A manuscript describing the work of the ICTV Coronaviridae Study Group reports that the virus belongs to the existing species “Severe acute respiratory syndrome-related coronavirus,” and as such, is a sister to existing SARS-CoVs.
The official disease name, COVID-19, which was announced February 11, 2020, should not be confused with the official name of the virus itself, henceforth known as SARS-CoV-2.
The CEID Coronavirus Working Group has developed a method to estimate the effective reproduction number Reff of COVID-19 outside China. The Effective Reproduction Number is the expected number of secondary cases to arise from an arbitrary case, taking into account immunity and containment efforts.
Inside of China, the related quantity “Basic Reproduction Number” (R0), which does not take into account containment or immunity, has been estimated at around 2, meaning on average an infected person would infect 2 other people in a population without immunity. This should be a basic property of the virus.

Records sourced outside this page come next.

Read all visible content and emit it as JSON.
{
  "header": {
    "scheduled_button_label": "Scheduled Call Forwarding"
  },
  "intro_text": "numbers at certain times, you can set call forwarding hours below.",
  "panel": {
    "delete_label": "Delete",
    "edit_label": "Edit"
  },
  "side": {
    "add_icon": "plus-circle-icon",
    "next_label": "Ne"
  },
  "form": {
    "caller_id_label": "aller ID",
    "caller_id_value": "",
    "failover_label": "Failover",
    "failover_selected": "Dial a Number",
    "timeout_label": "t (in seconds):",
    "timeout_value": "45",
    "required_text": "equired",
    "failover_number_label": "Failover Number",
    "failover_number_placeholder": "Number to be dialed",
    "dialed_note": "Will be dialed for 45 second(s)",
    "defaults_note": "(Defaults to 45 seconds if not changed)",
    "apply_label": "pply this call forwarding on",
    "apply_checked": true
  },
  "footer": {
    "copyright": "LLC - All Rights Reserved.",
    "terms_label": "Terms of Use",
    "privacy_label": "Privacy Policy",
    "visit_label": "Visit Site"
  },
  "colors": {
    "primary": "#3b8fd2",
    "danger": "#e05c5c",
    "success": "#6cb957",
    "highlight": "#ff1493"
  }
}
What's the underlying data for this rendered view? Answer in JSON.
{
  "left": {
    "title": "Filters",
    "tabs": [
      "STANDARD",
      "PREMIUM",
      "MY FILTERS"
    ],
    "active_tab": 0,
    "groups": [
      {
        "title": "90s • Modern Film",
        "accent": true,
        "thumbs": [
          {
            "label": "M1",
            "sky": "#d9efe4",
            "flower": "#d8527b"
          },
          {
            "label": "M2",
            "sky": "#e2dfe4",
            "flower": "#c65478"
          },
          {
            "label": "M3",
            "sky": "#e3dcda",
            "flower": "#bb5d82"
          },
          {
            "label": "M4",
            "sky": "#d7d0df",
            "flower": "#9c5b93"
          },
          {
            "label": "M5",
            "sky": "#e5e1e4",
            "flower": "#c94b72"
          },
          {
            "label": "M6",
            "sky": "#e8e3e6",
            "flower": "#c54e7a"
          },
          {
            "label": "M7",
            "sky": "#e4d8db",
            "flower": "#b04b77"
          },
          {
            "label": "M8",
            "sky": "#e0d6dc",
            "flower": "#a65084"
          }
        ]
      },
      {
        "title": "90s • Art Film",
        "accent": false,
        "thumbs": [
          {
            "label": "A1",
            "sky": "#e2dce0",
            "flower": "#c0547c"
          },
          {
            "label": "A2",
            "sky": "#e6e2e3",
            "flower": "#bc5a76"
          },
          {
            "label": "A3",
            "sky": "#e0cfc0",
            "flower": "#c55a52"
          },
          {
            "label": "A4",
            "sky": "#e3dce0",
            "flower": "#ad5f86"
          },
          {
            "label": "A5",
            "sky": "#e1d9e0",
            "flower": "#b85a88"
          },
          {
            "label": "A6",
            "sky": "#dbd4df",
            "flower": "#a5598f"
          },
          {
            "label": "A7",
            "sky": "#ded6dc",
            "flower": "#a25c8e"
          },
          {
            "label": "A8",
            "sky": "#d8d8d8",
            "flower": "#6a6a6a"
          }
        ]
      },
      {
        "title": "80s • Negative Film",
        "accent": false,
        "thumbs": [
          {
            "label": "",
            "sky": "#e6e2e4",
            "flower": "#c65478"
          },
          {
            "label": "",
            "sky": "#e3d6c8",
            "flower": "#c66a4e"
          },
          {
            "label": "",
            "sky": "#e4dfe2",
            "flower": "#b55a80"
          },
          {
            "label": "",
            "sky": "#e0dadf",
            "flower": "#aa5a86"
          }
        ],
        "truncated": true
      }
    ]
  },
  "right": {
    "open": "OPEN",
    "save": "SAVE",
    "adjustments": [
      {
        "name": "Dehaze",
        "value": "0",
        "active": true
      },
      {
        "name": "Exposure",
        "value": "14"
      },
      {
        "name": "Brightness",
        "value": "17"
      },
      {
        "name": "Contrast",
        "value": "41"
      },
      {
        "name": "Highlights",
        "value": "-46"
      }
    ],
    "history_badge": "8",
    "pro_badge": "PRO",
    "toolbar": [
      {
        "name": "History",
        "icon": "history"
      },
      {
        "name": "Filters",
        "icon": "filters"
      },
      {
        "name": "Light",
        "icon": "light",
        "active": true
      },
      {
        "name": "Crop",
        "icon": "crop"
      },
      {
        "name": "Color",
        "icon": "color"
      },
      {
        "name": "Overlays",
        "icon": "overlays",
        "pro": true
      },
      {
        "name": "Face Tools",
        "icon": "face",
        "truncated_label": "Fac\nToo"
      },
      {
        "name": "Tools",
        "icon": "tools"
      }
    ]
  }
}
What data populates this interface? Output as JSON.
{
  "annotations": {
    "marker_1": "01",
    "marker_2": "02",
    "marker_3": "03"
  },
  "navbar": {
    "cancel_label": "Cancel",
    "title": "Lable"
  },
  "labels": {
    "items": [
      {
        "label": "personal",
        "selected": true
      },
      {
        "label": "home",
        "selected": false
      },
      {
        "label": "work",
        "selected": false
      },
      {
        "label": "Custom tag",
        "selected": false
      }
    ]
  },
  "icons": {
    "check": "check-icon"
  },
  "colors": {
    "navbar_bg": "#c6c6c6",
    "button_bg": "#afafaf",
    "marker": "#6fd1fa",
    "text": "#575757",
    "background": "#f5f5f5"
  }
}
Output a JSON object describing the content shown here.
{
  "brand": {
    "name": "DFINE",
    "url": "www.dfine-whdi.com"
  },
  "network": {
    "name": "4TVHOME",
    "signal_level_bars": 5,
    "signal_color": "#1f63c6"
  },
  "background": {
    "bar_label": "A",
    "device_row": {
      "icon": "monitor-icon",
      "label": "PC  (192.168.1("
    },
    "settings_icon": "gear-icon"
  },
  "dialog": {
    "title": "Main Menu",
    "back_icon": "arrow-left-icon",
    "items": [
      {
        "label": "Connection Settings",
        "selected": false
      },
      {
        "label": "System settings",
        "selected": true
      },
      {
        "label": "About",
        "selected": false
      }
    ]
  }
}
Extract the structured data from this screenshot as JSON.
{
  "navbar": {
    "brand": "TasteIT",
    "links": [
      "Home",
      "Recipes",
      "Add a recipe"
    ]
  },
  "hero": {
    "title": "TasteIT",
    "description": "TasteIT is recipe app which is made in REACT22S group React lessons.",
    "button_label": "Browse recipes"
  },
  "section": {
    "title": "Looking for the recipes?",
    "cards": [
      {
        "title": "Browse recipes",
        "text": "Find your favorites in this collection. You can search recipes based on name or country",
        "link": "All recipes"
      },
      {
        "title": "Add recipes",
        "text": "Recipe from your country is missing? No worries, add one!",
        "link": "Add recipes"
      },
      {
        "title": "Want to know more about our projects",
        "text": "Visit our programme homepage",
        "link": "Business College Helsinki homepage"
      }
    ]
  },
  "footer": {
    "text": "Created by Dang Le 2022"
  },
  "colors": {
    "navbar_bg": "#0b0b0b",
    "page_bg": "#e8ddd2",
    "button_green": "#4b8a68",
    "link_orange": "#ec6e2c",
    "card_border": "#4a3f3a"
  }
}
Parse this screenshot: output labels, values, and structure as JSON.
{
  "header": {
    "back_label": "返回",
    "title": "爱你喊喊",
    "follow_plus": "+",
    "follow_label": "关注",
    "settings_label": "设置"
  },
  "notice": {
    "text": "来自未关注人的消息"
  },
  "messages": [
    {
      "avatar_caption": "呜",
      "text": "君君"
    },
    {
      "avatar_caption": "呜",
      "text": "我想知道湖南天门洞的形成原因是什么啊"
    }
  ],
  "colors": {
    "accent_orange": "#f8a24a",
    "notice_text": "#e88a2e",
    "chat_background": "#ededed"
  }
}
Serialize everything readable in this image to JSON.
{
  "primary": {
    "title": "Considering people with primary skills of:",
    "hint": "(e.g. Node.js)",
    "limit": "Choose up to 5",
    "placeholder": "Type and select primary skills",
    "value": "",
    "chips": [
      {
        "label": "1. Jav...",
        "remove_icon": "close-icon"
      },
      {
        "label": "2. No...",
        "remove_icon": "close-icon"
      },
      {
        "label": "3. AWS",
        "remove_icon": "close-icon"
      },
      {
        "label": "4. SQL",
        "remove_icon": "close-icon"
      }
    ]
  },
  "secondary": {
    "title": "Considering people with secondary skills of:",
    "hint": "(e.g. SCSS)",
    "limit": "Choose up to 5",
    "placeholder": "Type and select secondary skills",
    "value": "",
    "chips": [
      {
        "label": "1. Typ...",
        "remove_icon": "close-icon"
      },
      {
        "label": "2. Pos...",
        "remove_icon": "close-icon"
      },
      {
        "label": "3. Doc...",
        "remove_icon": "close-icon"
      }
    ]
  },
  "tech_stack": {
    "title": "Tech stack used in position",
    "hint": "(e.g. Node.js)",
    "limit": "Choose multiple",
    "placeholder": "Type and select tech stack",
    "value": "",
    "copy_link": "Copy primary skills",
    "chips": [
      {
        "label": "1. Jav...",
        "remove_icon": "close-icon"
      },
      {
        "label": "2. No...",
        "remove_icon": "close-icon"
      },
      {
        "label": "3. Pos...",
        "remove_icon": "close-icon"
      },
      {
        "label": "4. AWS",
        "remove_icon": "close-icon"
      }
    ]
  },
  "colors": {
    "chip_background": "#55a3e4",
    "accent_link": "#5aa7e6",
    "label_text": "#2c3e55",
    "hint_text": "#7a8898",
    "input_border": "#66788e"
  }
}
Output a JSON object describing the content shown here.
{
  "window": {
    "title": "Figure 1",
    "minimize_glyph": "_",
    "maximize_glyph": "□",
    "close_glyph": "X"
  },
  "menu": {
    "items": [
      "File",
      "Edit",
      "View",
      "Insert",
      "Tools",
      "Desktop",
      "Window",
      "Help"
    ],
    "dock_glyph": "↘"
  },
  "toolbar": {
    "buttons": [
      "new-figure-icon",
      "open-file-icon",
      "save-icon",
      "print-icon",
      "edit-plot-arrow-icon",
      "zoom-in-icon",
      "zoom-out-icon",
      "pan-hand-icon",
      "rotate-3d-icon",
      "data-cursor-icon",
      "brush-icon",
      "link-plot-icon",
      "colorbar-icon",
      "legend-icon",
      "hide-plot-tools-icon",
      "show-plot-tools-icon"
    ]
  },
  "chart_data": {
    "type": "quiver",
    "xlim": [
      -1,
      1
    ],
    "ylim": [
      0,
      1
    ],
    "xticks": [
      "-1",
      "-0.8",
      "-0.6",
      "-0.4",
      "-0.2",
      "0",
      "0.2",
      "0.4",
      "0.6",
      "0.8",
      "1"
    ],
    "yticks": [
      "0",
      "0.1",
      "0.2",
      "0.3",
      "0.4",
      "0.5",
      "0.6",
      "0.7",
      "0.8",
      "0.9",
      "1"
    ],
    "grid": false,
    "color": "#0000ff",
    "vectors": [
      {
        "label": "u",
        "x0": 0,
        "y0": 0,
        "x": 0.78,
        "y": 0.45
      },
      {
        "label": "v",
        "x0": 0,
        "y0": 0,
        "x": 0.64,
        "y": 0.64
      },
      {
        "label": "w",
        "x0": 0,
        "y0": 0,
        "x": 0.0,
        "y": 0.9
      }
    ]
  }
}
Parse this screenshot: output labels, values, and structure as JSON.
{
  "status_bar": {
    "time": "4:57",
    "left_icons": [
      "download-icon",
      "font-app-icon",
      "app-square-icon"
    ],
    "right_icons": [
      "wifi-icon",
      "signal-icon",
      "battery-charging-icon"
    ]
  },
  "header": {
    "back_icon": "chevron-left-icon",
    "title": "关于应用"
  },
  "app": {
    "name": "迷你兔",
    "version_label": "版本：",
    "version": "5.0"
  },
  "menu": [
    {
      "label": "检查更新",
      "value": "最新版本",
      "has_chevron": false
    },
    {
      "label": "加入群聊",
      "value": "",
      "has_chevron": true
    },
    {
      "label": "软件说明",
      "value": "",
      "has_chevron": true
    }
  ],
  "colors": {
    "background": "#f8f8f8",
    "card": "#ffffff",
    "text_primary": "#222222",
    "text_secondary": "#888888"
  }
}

In contrast, Reff is expected to change over the course of an outbreak due to increasing immunity and containment efforts. Containment will occur when Reff < 1.
As of February 16, 2020, a number of cases of COVID-19 have been exported outside of China. Some of these have led to secondary transmission, while others have not. Some important questions include:
CEID has now introduced a method to estimate the average effective reproduction number of cases exported outside China, relying on certain assumptions. The method and first estimates are detailed here: http://covid19.uga.edu/reff-outside.html
The 2019 novel coronavirus disease has received its official name from the World Health Organization.
The new disease name, “COVID-19,” is a contraction of “Corona Virus Disease 2019”, indicating that the outbreak began in 2019, and is caused by a novel virus in the coronavirus family.
The novel virus itself is still unnamed, and is being referred to as 2019-nCov. ICTV will be the official authority on naming the virus.
UPDATE: The virus has since been named SARS-CoV-2.
The UGA Center for the Ecology of Infectious Diseases (CEID) launches its new Coronavirus Tracker today. The tracker is the work of CEID’s Coronavirus Working Group, convened to provide timely, data-driven situation awareness about the 2019 novel coronavirus outbreak.
Due to the lack of prior data during the emergence of a novel pathogen, the ability to respond quickly and effectively depends on the timely assessment of information collected in real time. On January 24, 2020, the CEID formed the Coronavirus Working Group, a group of about 20 scientists with data science expertise in data manipulation and interpretation, visualization, GIS, machine learning, computational statistics, and dynamical modeling.
The Working Group’s Coronavirus Tracker provides data-driven, information rich situation awareness about the rapidly changing conditions of the current outbreak.
UPDATE: The Coronavirus Tracker was renamed the COVID-19 Portal and has migrated to covid19.uga.edu.